Most of us have probably never been caught out on a lake in the middle of a storm. For, if we were on the lake and a storm came up, round here, shore is always within sight and landfall is readily made. We might get caught in the rain or in the wind. We might feel anxious and vulnerable, but the truth of the matter is that we are not at the mercy of the wind and the waves, riding out a storm, and wondering if we are going to make it. Because, sailors say, the nearest land is always straight down when you are in the middle of a large lake or an ocean.
Most of the storms of life that we get caught up in are the storms of another sort. And to us, those are just as threatening as the waves crashing against the boat on the open sea. Our tempests might be of acrimony with others, or the heartache of going through a divorce, or dealing with a child who is caught up in legal problems, or our own medical problems. Those are also storms in life that are frightening enough. And we can get caught up in them, and enmeshed in them and they leave us feeling just as vulnerable as those disciples, tossed to and fro on the storm of the Galilean Lake.

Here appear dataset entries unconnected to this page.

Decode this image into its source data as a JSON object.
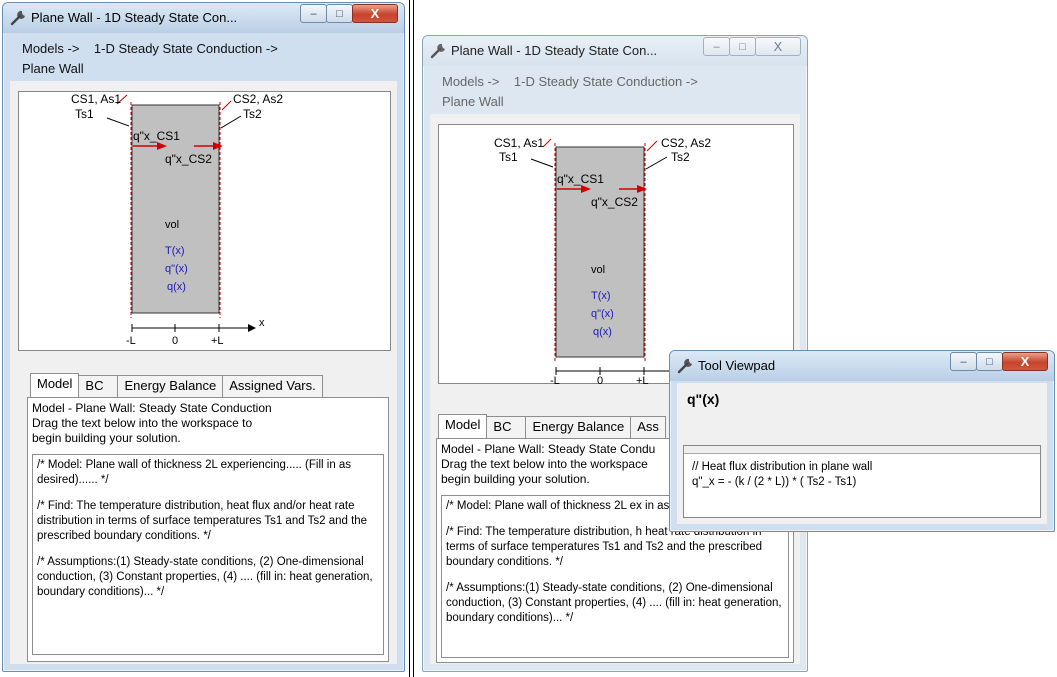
{
  "left_window": {
    "title": "Plane Wall - 1D Steady State Con...",
    "breadcrumb_line1": "Models ->    1-D Steady State Conduction ->",
    "breadcrumb_line2": "Plane Wall",
    "close_glyph": "X",
    "tabs": [
      "Model",
      "BC",
      "Energy Balance",
      "Assigned Vars."
    ],
    "pane_title": "Model - Plane Wall: Steady State Conduction",
    "pane_line2": "Drag the text below into the workspace to",
    "pane_line3": "begin building your solution.",
    "text_p1": "/* Model: Plane wall of thickness 2L experiencing..... (Fill in as desired)...... */",
    "text_p2": "/* Find: The temperature distribution, heat flux and/or heat rate distribution in terms of surface temperatures Ts1 and Ts2 and the prescribed boundary conditions. */",
    "text_p3": "/* Assumptions:(1) Steady-state conditions, (2) One-dimensional conduction, (3) Constant properties, (4) .... (fill in: heat generation, boundary conditions)... */"
  },
  "right_window": {
    "title": "Plane Wall - 1D Steady State Con...",
    "breadcrumb_line1": "Models ->    1-D Steady State Conduction ->",
    "breadcrumb_line2": "Plane Wall",
    "close_glyph": "X",
    "tabs": [
      "Model",
      "BC",
      "Energy Balance",
      "Ass"
    ],
    "pane_title": "Model - Plane Wall: Steady State Condu",
    "pane_line2": "Drag the text below into the workspace",
    "pane_line3": "begin building your solution.",
    "text_p1": "/* Model: Plane wall of thickness 2L ex in as desired)...... */",
    "text_p2": "/* Find: The temperature distribution, h heat rate distribution in terms of surface temperatures Ts1 and Ts2 and the prescribed boundary conditions. */",
    "text_p3": "/* Assumptions:(1) Steady-state conditions, (2) One-dimensional conduction, (3) Constant properties, (4) .... (fill in: heat generation, boundary conditions)... */"
  },
  "diagram": {
    "cs1_label": "CS1, As1",
    "ts1_label": "Ts1",
    "cs2_label": "CS2, As2",
    "ts2_label": "Ts2",
    "qx_cs1": "q\"x_CS1",
    "qx_cs2": "q\"x_CS2",
    "vol": "vol",
    "t_of_x": "T(x)",
    "qpp_of_x": "q\"(x)",
    "q_of_x": "q(x)",
    "axis_x": "x",
    "axis_neg_l": "-L",
    "axis_zero": "0",
    "axis_pos_l": "+L",
    "wall_color": "#c0c0c0",
    "arrow_color": "#d40000",
    "var_color": "#1a1ab8"
  },
  "viewpad": {
    "title": "Tool Viewpad",
    "heading": "q\"(x)",
    "close_glyph": "X",
    "comment": "// Heat flux distribution in plane wall",
    "equation": "q\"_x = - (k / (2 * L)) * ( Ts2 - Ts1)"
  }
}
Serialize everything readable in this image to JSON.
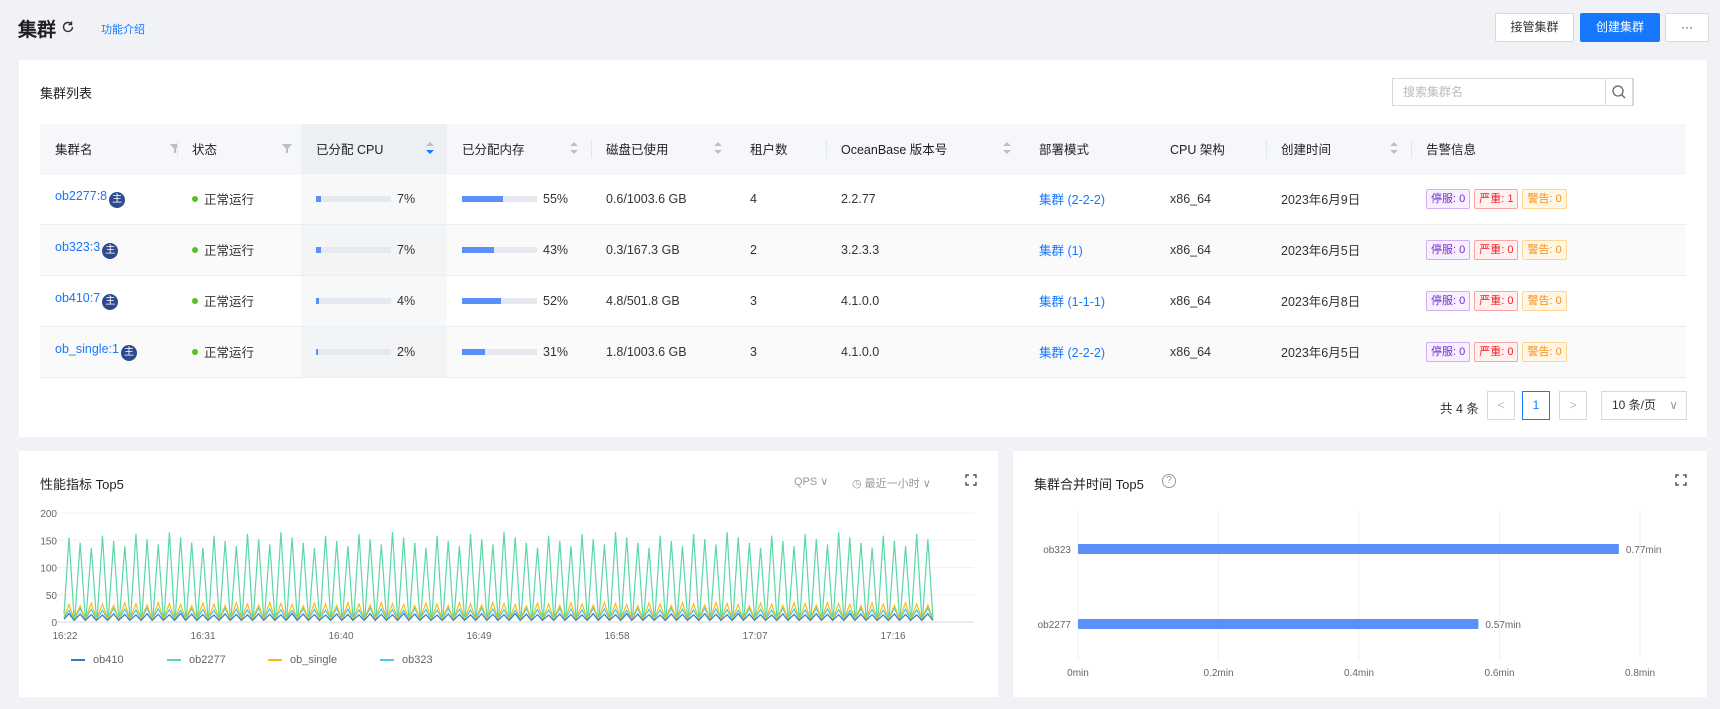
{
  "header": {
    "title": "集群",
    "intro_link": "功能介绍",
    "btn_takeover": "接管集群",
    "btn_create": "创建集群",
    "btn_more": "···"
  },
  "list": {
    "title": "集群列表",
    "search_placeholder": "搜索集群名",
    "columns": [
      "集群名",
      "状态",
      "已分配 CPU",
      "已分配内存",
      "磁盘已使用",
      "租户数",
      "OceanBase 版本号",
      "部署模式",
      "CPU 架构",
      "创建时间",
      "告警信息"
    ],
    "rows": [
      {
        "name": "ob2277:8",
        "main": "主",
        "status": "正常运行",
        "cpu": 7,
        "cpu_label": "7%",
        "mem": 55,
        "mem_label": "55%",
        "disk": "0.6/1003.6 GB",
        "tenants": "4",
        "version": "2.2.77",
        "mode": "集群 (2-2-2)",
        "arch": "x86_64",
        "created": "2023年6月9日",
        "alerts": [
          "停服: 0",
          "严重: 1",
          "警告: 0"
        ]
      },
      {
        "name": "ob323:3",
        "main": "主",
        "status": "正常运行",
        "cpu": 7,
        "cpu_label": "7%",
        "mem": 43,
        "mem_label": "43%",
        "disk": "0.3/167.3 GB",
        "tenants": "2",
        "version": "3.2.3.3",
        "mode": "集群 (1)",
        "arch": "x86_64",
        "created": "2023年6月5日",
        "alerts": [
          "停服: 0",
          "严重: 0",
          "警告: 0"
        ]
      },
      {
        "name": "ob410:7",
        "main": "主",
        "status": "正常运行",
        "cpu": 4,
        "cpu_label": "4%",
        "mem": 52,
        "mem_label": "52%",
        "disk": "4.8/501.8 GB",
        "tenants": "3",
        "version": "4.1.0.0",
        "mode": "集群 (1-1-1)",
        "arch": "x86_64",
        "created": "2023年6月8日",
        "alerts": [
          "停服: 0",
          "严重: 0",
          "警告: 0"
        ]
      },
      {
        "name": "ob_single:1",
        "main": "主",
        "status": "正常运行",
        "cpu": 2,
        "cpu_label": "2%",
        "mem": 31,
        "mem_label": "31%",
        "disk": "1.8/1003.6 GB",
        "tenants": "3",
        "version": "4.1.0.0",
        "mode": "集群 (2-2-2)",
        "arch": "x86_64",
        "created": "2023年6月5日",
        "alerts": [
          "停服: 0",
          "严重: 0",
          "警告: 0"
        ]
      }
    ],
    "pager": {
      "total": "共 4 条",
      "prev": "<",
      "page": "1",
      "next": ">",
      "size": "10 条/页"
    }
  },
  "perf": {
    "title": "性能指标 Top5",
    "metric": "QPS",
    "range": "最近一小时"
  },
  "merge": {
    "title": "集群合并时间 Top5"
  },
  "colors": {
    "primary": "#1677ff",
    "ob410": "#2f7cc4",
    "ob2277": "#5ad8a6",
    "ob_single": "#f6bd16",
    "ob323": "#4cc9e6",
    "bar": "#5b8ff9"
  },
  "chart_data": [
    {
      "type": "line",
      "title": "性能指标 Top5",
      "x_ticks": [
        "16:22",
        "16:31",
        "16:40",
        "16:49",
        "16:58",
        "17:07",
        "17:16"
      ],
      "y_ticks": [
        "0",
        "50",
        "100",
        "150",
        "200"
      ],
      "ylim": [
        0,
        200
      ],
      "series": [
        {
          "name": "ob410",
          "base": 5,
          "peak": 15
        },
        {
          "name": "ob2277",
          "base": 15,
          "peak": 160
        },
        {
          "name": "ob_single",
          "base": 10,
          "peak": 35
        },
        {
          "name": "ob323",
          "base": 8,
          "peak": 25
        }
      ],
      "peaks": 78,
      "legend": "bottom-left"
    },
    {
      "type": "bar",
      "title": "集群合并时间 Top5",
      "orientation": "horizontal",
      "categories": [
        "ob323",
        "ob2277"
      ],
      "values": [
        0.77,
        0.57
      ],
      "value_labels": [
        "0.77min",
        "0.57min"
      ],
      "x_ticks": [
        "0min",
        "0.2min",
        "0.4min",
        "0.6min",
        "0.8min"
      ],
      "xlim": [
        0,
        0.8
      ]
    }
  ]
}
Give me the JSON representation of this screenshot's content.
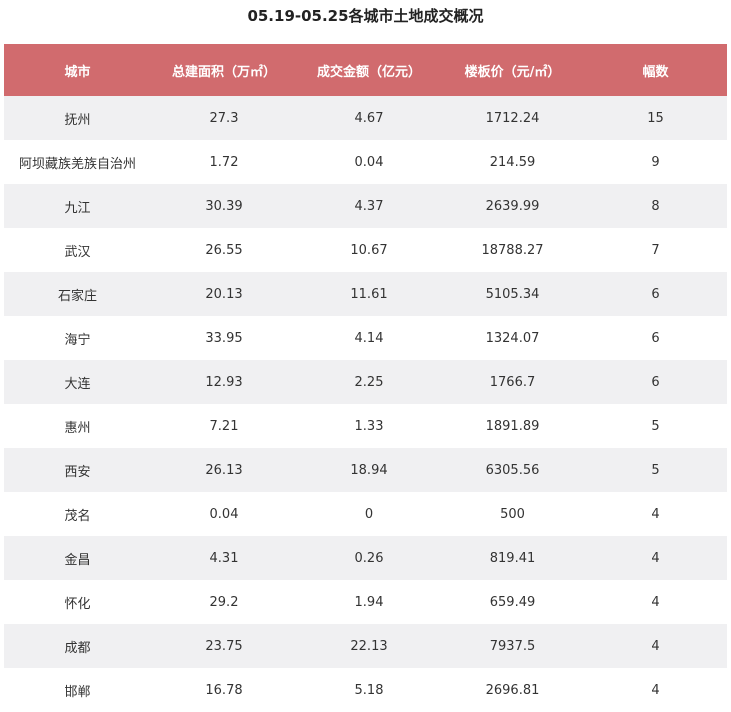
{
  "title": "05.19-05.25各城市土地成交概况",
  "colors": {
    "header_bg": "#d16b6e",
    "header_text": "#ffffff",
    "row_alt_bg": "#f0f0f2"
  },
  "table": {
    "headers": [
      "城市",
      "总建面积（万㎡）",
      "成交金额（亿元）",
      "楼板价（元/㎡）",
      "幅数"
    ],
    "rows": [
      [
        "抚州",
        "27.3",
        "4.67",
        "1712.24",
        "15"
      ],
      [
        "阿坝藏族羌族自治州",
        "1.72",
        "0.04",
        "214.59",
        "9"
      ],
      [
        "九江",
        "30.39",
        "4.37",
        "2639.99",
        "8"
      ],
      [
        "武汉",
        "26.55",
        "10.67",
        "18788.27",
        "7"
      ],
      [
        "石家庄",
        "20.13",
        "11.61",
        "5105.34",
        "6"
      ],
      [
        "海宁",
        "33.95",
        "4.14",
        "1324.07",
        "6"
      ],
      [
        "大连",
        "12.93",
        "2.25",
        "1766.7",
        "6"
      ],
      [
        "惠州",
        "7.21",
        "1.33",
        "1891.89",
        "5"
      ],
      [
        "西安",
        "26.13",
        "18.94",
        "6305.56",
        "5"
      ],
      [
        "茂名",
        "0.04",
        "0",
        "500",
        "4"
      ],
      [
        "金昌",
        "4.31",
        "0.26",
        "819.41",
        "4"
      ],
      [
        "怀化",
        "29.2",
        "1.94",
        "659.49",
        "4"
      ],
      [
        "成都",
        "23.75",
        "22.13",
        "7937.5",
        "4"
      ],
      [
        "邯郸",
        "16.78",
        "5.18",
        "2696.81",
        "4"
      ]
    ]
  }
}
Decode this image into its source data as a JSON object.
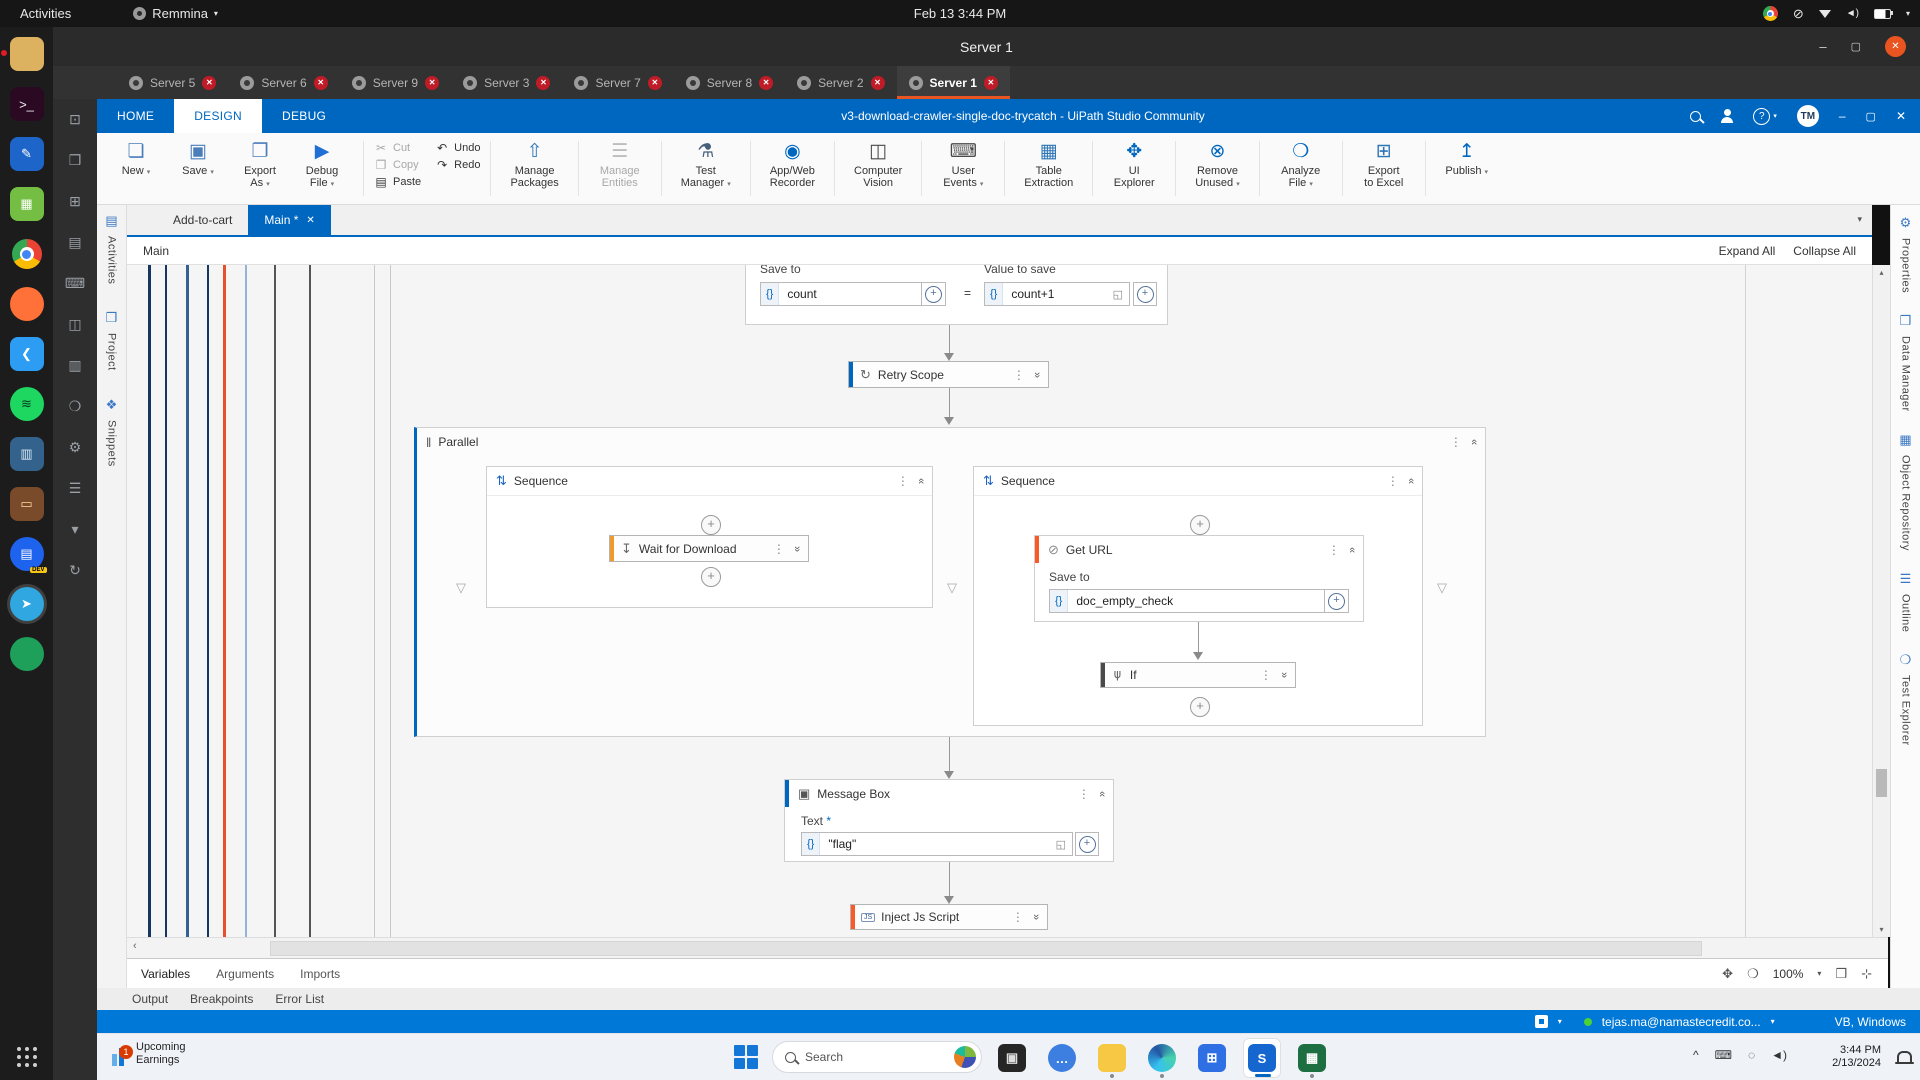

The church is not immune from those storms either. We remember some of them from the immediate past: for in our lifetimes we have witnessed the issues of the present time, the consecration of Gene Robinson as bishop of New Hampshire, the ordination of women, the change of the prayerbook, I suppose for some the change of the hymnal also. But in eras past, other controversies abounded also: should women vote, or should they not? Did the Bible endorse slavery, or did it not? Was it the divine will to punish those upstart colonies, or was it divine will to establish these United States? Throughout history, the church has been in the midst of controversy as it struggles with its mission to proclaim the Gospel of Jesus Christ. And, if it were not in the midst of controversy, it probably would not be faithful to the calling and mission of the Gospel.